Surprisingly, besides the District of Columbia and Massachusetts, the top 10 worst offending states aren’t home to major U.S. cities or even cities with high population density. “North Dakota ranks first, with 7.8 unsecured camera feeds recorded in operation per 100,000 residents,” Protection 1 reported. “D.C., Montana and Alaska all fall between five and six unsecured cameras. The remaining states (Wyoming, Vermont, Massachusetts, Maine and Oregon) all have between 2.7 and three open security cameras.”
When it comes to U.S. cities with the most open security cameras, the top 15 with the highest number per capita are dominated by smaller cities and town names not widely recognizable. “Walnut Creek, Calif., for example, tops the list with nearly 90 unsecured cameras per 100,000 residents. Richardson, Texas, and Torrance, Calif., are neck-and-neck for second place with nearly 73 open security cameras each,” Protection 1 reported, indicating these results may indicate a lower priority among smaller cities with regard to tech privacy and security.
The report also breaks down the types of locations the open cameras are broadcasting from, stating:
- almost 27 percent of unsecured cameras broadcast from businesses or places where transactions occur, such as offices, restaurants and stores;
- more than 42 percent of open security cameras are broadcasting from public spaces or shared facilities such as parks, outdoor areas and parking lots; and
- about 15 percent of the nation’s unsecured cameras are located in homes.
The report concluded that “open security cameras are a widespread problem and should be a top concern for Americans concerned with their own privacy.”

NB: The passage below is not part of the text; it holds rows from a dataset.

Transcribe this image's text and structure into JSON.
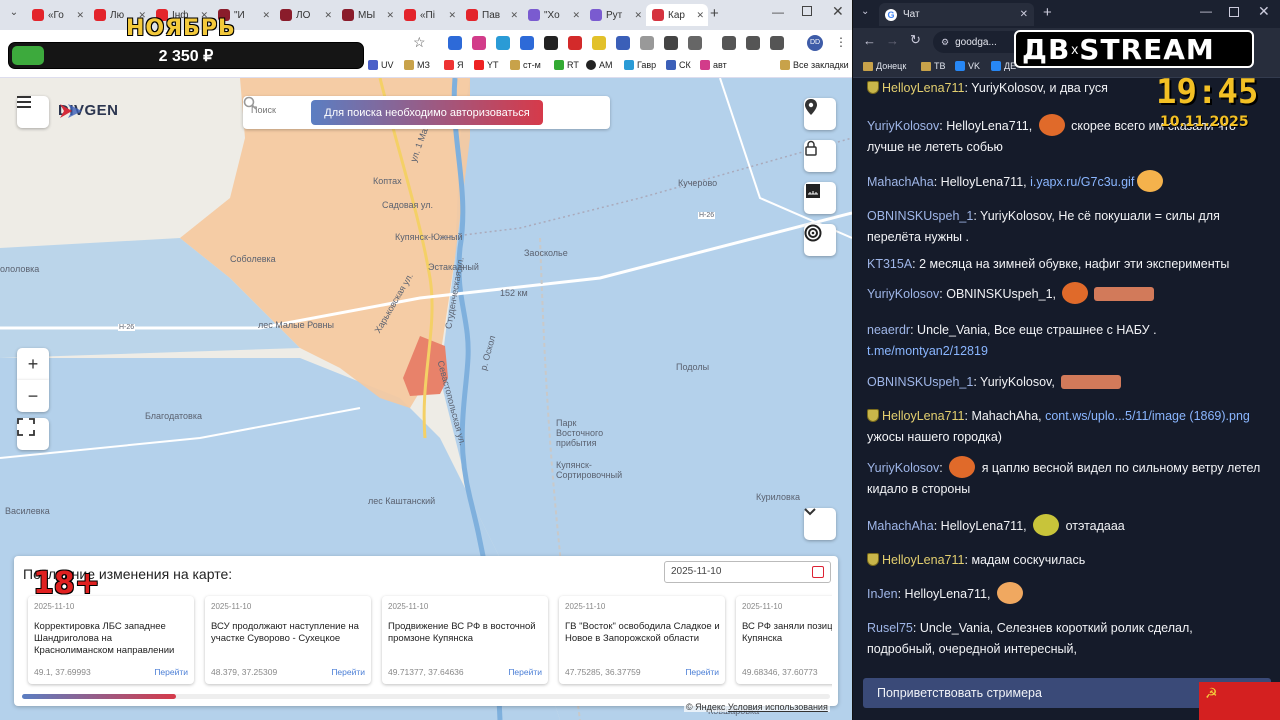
{
  "overlay": {
    "month": "НОЯБРЬ",
    "money": "2 350 ₽",
    "money_progress": 0.09,
    "age": "18+",
    "stream_brand_left": "ДВ",
    "stream_brand_x": "x",
    "stream_brand_right": "STREAM",
    "clock": "19:45",
    "date": "10.11.2025"
  },
  "left_browser": {
    "tabs": [
      {
        "label": "«Го",
        "color": "#e3242b"
      },
      {
        "label": "Лю",
        "color": "#e3242b"
      },
      {
        "label": "Інф",
        "color": "#e3242b"
      },
      {
        "label": "\"И",
        "color": "#8a1c2b"
      },
      {
        "label": "ЛО",
        "color": "#8a1c2b"
      },
      {
        "label": "МЫ",
        "color": "#8a1c2b"
      },
      {
        "label": "«Пі",
        "color": "#e3242b"
      },
      {
        "label": "Пав",
        "color": "#e3242b"
      },
      {
        "label": "\"Хо",
        "color": "#7a5bd0"
      },
      {
        "label": "Рут",
        "color": "#7a5bd0"
      },
      {
        "label": "Кар",
        "color": "#d5333f"
      }
    ],
    "bookmarks": [
      "UV",
      "МЗ",
      "Я",
      "YT",
      "ст-м",
      "RT",
      "AM",
      "Гавр",
      "СК",
      "авт",
      "Все закладки"
    ]
  },
  "map": {
    "logo": "DIVGEN",
    "search_placeholder": "Поиск",
    "auth_button": "Для поиска необходимо авторизоваться",
    "zoom_in": "+",
    "zoom_out": "−",
    "labels": [
      "Кучерово",
      "Купянск-Южный",
      "Эстакадный",
      "Заоскольe",
      "Соболевка",
      "лес Малые Ровны",
      "Благодатовка",
      "Подолы",
      "Парк Восточного прибытия",
      "Купянск-Сортировочный",
      "Куриловка",
      "лес Каштанский",
      "Василевка",
      "ололовка",
      "Коптах",
      "152 км",
      "Ковшаровка",
      "Н-26",
      "Н-26",
      "ул. 1 Мая",
      "Садовая ул.",
      "Харьковская ул.",
      "Студенческая ул.",
      "Севастопольская ул.",
      "р. Оскол"
    ],
    "changes_title": "Последние изменения на карте:",
    "date_value": "2025-11-10",
    "cards": [
      {
        "date": "2025-11-10",
        "text": "Корректировка ЛБС западнее Шандриголова на Краснолиманском направлении",
        "coords": "49.1, 37.69993",
        "link": "Перейти"
      },
      {
        "date": "2025-11-10",
        "text": "ВСУ продолжают наступление на участке Суворово - Сухецкое",
        "coords": "48.379, 37.25309",
        "link": "Перейти"
      },
      {
        "date": "2025-11-10",
        "text": "Продвижение ВС РФ в восточной промзоне Купянска",
        "coords": "49.71377, 37.64636",
        "link": "Перейти"
      },
      {
        "date": "2025-11-10",
        "text": "ГВ \"Восток\" освободила Сладкое и Новое в Запорожской области",
        "coords": "47.75285, 36.37759",
        "link": "Перейти"
      },
      {
        "date": "2025-11-10",
        "text": "ВС РФ заняли позиции в части Купянска",
        "coords": "49.68346, 37.60773",
        "link": "Перейти"
      }
    ],
    "scroll_progress": 0.19,
    "attribution_prefix": "© Яндекс",
    "attribution_link": "Условия использования"
  },
  "right_browser": {
    "tab_label": "Чат",
    "url": "goodga...",
    "bookmarks": [
      "Донецк",
      "ТВ",
      "VK",
      "ДЕ"
    ],
    "greet_button": "Поприветствовать стримера"
  },
  "chat": [
    {
      "nick": "HelloyLena711",
      "mod": true,
      "parts": [
        {
          "t": "YuriyKolosov, и два гуся"
        }
      ]
    },
    {
      "nick": "YuriyKolosov",
      "mod": false,
      "parts": [
        {
          "t": "HelloyLena711, "
        },
        {
          "emote": "#e06a2a"
        },
        {
          "t": " скорее всего им сказали что лучше не лететь собью"
        }
      ]
    },
    {
      "nick": "MahachAha",
      "mod": false,
      "parts": [
        {
          "t": "HelloyLena711, "
        },
        {
          "link": "i.yapx.ru/G7c3u.gif"
        },
        {
          "emote": "#f4b24c"
        }
      ]
    },
    {
      "nick": "OBNINSKUspeh_1",
      "mod": false,
      "parts": [
        {
          "t": "YuriyKolosov, Не сё покушали = силы для перелёта нужны ."
        }
      ]
    },
    {
      "nick": "KT315A",
      "mod": false,
      "parts": [
        {
          "t": "2 месяца на зимней обувке, нафиг эти эксперименты"
        }
      ]
    },
    {
      "nick": "YuriyKolosov",
      "mod": false,
      "parts": [
        {
          "t": "OBNINSKUspeh_1, "
        },
        {
          "emote": "#e06a2a"
        },
        {
          "emote_wide": "#d27a5a"
        }
      ]
    },
    {
      "nick": "neaerdr",
      "mod": false,
      "parts": [
        {
          "t": "Uncle_Vania, Все еще страшнее с НАБУ . "
        },
        {
          "link": "t.me/montyan2/12819"
        }
      ]
    },
    {
      "nick": "OBNINSKUspeh_1",
      "mod": false,
      "parts": [
        {
          "t": "YuriyKolosov, "
        },
        {
          "emote_wide": "#d27a5a"
        }
      ]
    },
    {
      "nick": "HelloyLena711",
      "mod": true,
      "parts": [
        {
          "t": "MahachAha, "
        },
        {
          "link": "cont.ws/uplo...5/11/image (1869).png"
        },
        {
          "t": " ужосы нашего городка)"
        }
      ]
    },
    {
      "nick": "YuriyKolosov",
      "mod": false,
      "parts": [
        {
          "emote": "#e06a2a"
        },
        {
          "t": " я цаплю весной видел по сильному ветру летел кидало в стороны"
        }
      ]
    },
    {
      "nick": "MahachAha",
      "mod": false,
      "parts": [
        {
          "t": "HelloyLena711, "
        },
        {
          "emote": "#c8c43a"
        },
        {
          "t": " отэтадааа"
        }
      ]
    },
    {
      "nick": "HelloyLena711",
      "mod": true,
      "parts": [
        {
          "t": "мадам соскучилась"
        }
      ]
    },
    {
      "nick": "InJen",
      "mod": false,
      "parts": [
        {
          "t": "HelloyLena711, "
        },
        {
          "emote": "#f0a860"
        }
      ]
    },
    {
      "nick": "Rusel75",
      "mod": false,
      "parts": [
        {
          "t": "Uncle_Vania, Селезнев короткий ролик сделал, подробный, очередной интересный,"
        }
      ]
    }
  ]
}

The report can be seen in its entirety at www.Protection 1.com/open-security-cameras.